Luke 14:7-9 “When someone invites you to a wedding feast, do not take the place of honor, for a person more distinguished than you may have been invited. If so, the host who invited both of you will come and say to you, ‘Give this man your seat.’ Then, humiliated, you will have to take the least important place.”
Like a moth is drawn to the light in a bug zapper, sinful pride is drawn to anything that makes us look superior to everyone else. The end result is similar, too. It’s not enough to have something serviceable or adequate, or even excellent or outstanding. Pride isn’t satisfied unless it make’s everyone else’s look inferior. This is what Jesus saw going on at the real-life meal in front of him. It was not enough to have a good seat at a great meal. Pride wanted a seat that made self look important, at least more important than you.
As much as this is a problem for how we get along with each other, it is an even bigger problem for how we get along with God. Pride wants the top spot. It isn’t even satisfied with a place next to the Lord. It wants his place for self. It wants to push God off his throne and crown itself king.
What does pride find as it seeks a place of honor? No one likes a prideful person except the prideful person himself. Think about your friends for a moment. They all have character flaws you are willing to tolerate or overlook. One may obsess too much about money or things. Another may be quick tempered. Another is too quick with his opinion. Still, you keep them as friends and enjoy their company.
But you probably don’t keep too many people as friends who think that you aren’t as important or valuable as they are. Pride doesn’t win us a place of honor in anyone else’s heart.
As a result, pride generally doesn’t get to stretch itself too high before it gets knocked down a few inches. We see this playing out in many different areas of life. History is littered with examples of rulers and dictators whose pride cost them their kingdoms. It has cost athletes championships, businessmen their fortunes. Time after time, rather than finding a place of honor, pride ends up losing it.
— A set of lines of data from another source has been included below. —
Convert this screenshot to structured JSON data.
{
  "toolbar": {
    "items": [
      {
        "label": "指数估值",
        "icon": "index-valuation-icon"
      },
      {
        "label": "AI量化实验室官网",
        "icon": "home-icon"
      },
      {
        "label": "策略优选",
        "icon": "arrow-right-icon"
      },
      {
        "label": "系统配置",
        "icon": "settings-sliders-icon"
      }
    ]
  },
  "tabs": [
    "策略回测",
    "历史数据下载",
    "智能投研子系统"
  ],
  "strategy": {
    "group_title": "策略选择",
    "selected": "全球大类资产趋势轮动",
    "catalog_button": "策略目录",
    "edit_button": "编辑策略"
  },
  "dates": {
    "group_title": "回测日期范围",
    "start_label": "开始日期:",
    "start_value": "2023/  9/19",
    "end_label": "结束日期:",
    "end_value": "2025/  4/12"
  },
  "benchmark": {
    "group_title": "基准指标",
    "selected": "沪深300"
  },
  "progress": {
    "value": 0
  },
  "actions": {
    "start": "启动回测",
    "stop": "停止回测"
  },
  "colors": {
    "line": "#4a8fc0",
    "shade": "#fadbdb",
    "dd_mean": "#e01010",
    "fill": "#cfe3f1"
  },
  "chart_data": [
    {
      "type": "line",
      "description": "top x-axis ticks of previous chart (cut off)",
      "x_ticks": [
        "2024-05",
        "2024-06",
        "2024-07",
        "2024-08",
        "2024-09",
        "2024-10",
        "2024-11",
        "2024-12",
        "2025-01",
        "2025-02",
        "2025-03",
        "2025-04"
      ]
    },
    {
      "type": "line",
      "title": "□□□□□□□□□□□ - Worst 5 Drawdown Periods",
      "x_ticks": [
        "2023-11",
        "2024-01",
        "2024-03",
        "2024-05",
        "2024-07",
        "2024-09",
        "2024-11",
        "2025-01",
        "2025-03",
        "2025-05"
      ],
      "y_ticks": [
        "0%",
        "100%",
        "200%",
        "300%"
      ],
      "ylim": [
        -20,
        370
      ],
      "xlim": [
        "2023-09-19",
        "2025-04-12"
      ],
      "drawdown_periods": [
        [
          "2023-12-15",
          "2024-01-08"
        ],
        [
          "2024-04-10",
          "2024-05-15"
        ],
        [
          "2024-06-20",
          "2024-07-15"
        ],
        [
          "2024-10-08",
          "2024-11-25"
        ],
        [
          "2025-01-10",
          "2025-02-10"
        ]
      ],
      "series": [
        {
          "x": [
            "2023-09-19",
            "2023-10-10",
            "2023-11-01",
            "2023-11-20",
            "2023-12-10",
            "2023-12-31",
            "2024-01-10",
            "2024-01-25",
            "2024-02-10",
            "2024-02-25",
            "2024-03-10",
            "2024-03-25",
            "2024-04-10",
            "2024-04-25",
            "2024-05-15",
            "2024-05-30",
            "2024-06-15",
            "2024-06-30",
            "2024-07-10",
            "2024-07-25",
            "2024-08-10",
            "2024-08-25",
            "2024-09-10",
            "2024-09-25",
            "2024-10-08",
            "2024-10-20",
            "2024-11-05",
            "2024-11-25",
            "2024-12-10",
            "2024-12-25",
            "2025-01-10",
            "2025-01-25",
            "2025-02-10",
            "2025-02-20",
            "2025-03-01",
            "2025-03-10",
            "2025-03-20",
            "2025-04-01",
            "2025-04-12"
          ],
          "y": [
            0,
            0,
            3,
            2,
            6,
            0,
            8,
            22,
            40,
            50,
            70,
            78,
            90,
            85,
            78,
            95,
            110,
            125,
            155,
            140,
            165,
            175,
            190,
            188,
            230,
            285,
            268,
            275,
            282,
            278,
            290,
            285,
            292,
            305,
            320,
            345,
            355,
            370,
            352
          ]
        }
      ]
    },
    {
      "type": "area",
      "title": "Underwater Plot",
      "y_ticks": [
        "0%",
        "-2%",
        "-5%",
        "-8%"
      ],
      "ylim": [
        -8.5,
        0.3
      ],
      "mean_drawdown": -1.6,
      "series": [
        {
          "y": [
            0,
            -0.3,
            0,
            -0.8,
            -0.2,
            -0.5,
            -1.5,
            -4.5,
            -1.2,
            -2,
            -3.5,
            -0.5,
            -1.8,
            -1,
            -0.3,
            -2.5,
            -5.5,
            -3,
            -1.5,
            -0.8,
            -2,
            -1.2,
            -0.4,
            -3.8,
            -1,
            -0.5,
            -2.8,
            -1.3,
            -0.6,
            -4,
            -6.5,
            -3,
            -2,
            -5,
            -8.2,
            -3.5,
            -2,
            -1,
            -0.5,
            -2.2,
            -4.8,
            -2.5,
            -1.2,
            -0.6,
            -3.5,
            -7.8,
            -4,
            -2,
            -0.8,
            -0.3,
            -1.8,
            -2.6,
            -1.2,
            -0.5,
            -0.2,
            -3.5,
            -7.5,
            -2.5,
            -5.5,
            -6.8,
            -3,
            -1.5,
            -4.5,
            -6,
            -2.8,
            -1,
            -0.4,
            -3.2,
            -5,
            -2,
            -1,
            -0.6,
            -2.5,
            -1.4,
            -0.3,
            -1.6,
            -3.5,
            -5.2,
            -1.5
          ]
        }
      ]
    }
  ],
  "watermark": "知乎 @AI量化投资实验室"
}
Nowhere is that more true than in our relationship with God. God holds each one of us so dear that he gave up his own Son Jesus to save us from sin and for himself. Not a single human being exists for whom he did not make that sacrifice. Paul tells us in Ephesians, “There is no favoritism with him.” He elevated us to be sons and daughters in his family, members of his royal court, rulers with him over the universe. We have been given a place of honor at his heavenly feast that far surpasses a table near the bride and groom at any wedding reception.
But pride lays claim on a seat in heaven only one man can claim. Only one place in heaven has been set for a man who earned it. It belongs to Jesus Christ. “Worthy is the Lamb, who was slain,” the angels and creatures of heaven sing. All the other places God gives as gifts.
So long as pride is insisting on a place it has earned, it cannot receive the place of honor God freely gives. Our Lord cannot let pride keep the place it wants. If we won’t receive the place he wants to give, he must send us down to a lower place–outside his feast. With God, our pride can only lose. Set it aside, and receive the place he graciously gives instead.